One of the problems is that doctors themselves, at least historically, have not seen themselves as being in a position to receive that disclosure and to respond appropriately, and that’s changing. So one of the real messages of this Healthtalk module is that general practice particularly, the healthcare setting should be a place where women can disclose but we also know from some of the interviews that that’s not going to happen for most women spontaneously. It’s going to happen for most women if they’re asked by their doctor or by their nurse.
And now we have a training programme nationally to give doctors, nurses and other healthcare professionals the confidence, because it does take some confidence, to ask women if they are experiencing domestic violence. They won’t necessarily ask it with the term ‘domestic violence’, they may ask ‘are you having any problems at home?’ or ‘are you scared of anyone at home?’, ‘is anyone forcing you to do things at home that you don’t want to do?’ Those are the sort of questions that we’re now training doctors and nurses to ask and the goal is to, particularly in general practice, and GPs have the most contact with the population of any other healthcare professional, particularly in general practice, for that to become a safe place for women to disclose.
Now, if all the doctors were doing was making it a safe place and possible for women to disclose, there would be a problem because the question then would be well what does the doctor do next once a woman discloses, other than to be supportive and validate her experience. Well the crucial part that we’re doing in addition to that is linking doctors, and nurses, and other healthcare professionals to the very professional domestic violence services, unfortunately currently very threatened by cuts, but still very much out there within the UK. And in those services there are the professionals, called advocates or support workers, who have the skills to support women in making decisions about what they want to do next about their safety and, crucially, about their children, because the impact, for those women who have children, on their children, of domestic violence in the home is... can be devastating, and women who are experiencing domestic violence are concerned not just about their own safely but about the safety and the impact on their children.

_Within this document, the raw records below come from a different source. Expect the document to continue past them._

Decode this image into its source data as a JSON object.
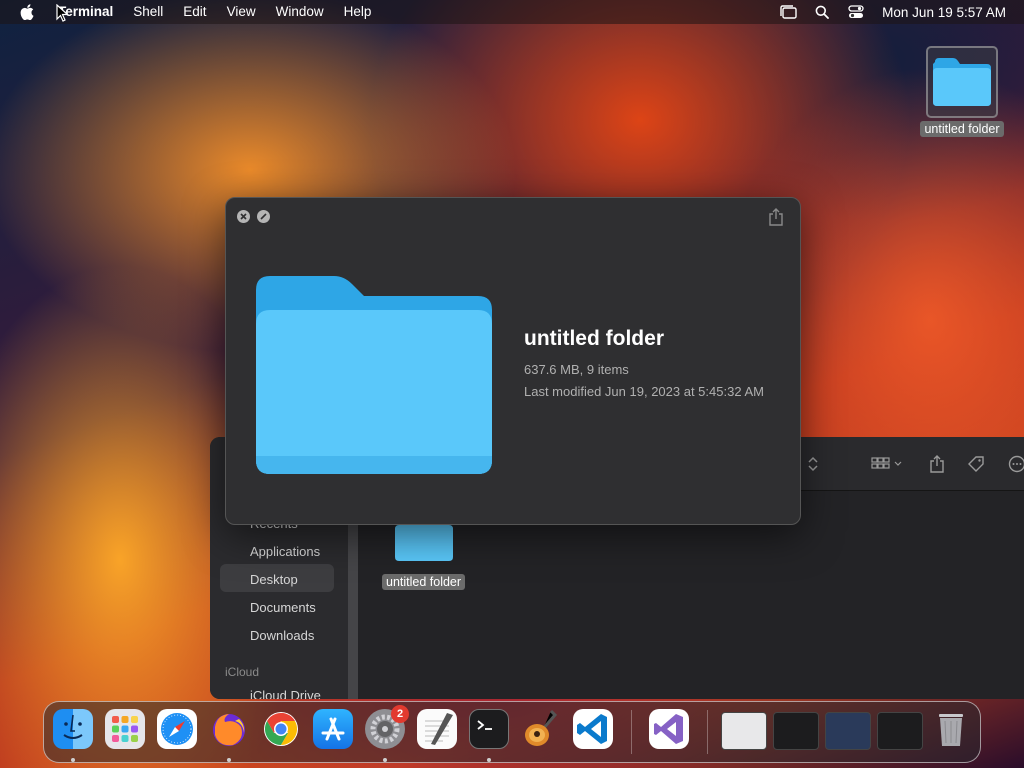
{
  "menubar": {
    "app_name": "Terminal",
    "menus": [
      "Shell",
      "Edit",
      "View",
      "Window",
      "Help"
    ],
    "clock": "Mon Jun 19  5:57 AM"
  },
  "desktop": {
    "folder_label": "untitled folder"
  },
  "finder": {
    "sidebar_items": [
      "Recents",
      "Applications",
      "Desktop",
      "Documents",
      "Downloads"
    ],
    "sidebar_header_icloud": "iCloud",
    "sidebar_icloud_item": "iCloud Drive",
    "selected_item": "Desktop",
    "folder_label": "untitled folder"
  },
  "quicklook": {
    "title": "untitled folder",
    "size_items": "637.6 MB, 9 items",
    "modified": "Last modified Jun 19, 2023 at 5:45:32 AM"
  },
  "dock": {
    "apps": [
      "finder-icon",
      "launchpad-icon",
      "safari-icon",
      "firefox-icon",
      "chrome-icon",
      "app-store-icon",
      "system-settings-icon",
      "textedit-icon",
      "terminal-icon",
      "garageband-icon",
      "vscode-icon",
      "visual-studio-icon"
    ],
    "settings_badge": "2"
  },
  "colors": {
    "folder_blue": "#5ac8fa",
    "folder_blue_dark": "#2ea6e6",
    "badge_red": "#e23a2f"
  }
}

Within these services, there is the expertise to provide that support. It doesn’t mean that if a woman discloses she should be asked by the GP ‘why don’t they leave?’ and she certainly won’t be asked that by the services that support her. The issue of leaving, as we know from some of the interviews on Healthtalk, is difficult and it may not be a solution for the woman, it may in fact be unsafe for her to leave in an un-planned way. That’s not the be-all and end-all of the support that healthcare professionals or the domestic violence services should give. The point is to start from where the woman is and look at what the woman wants and support her in doing that. And I’m convinced that’s what doctors, nurses and other healthcare professionals should do. And I know that that expertise and capacity exists within the domestic violence sector.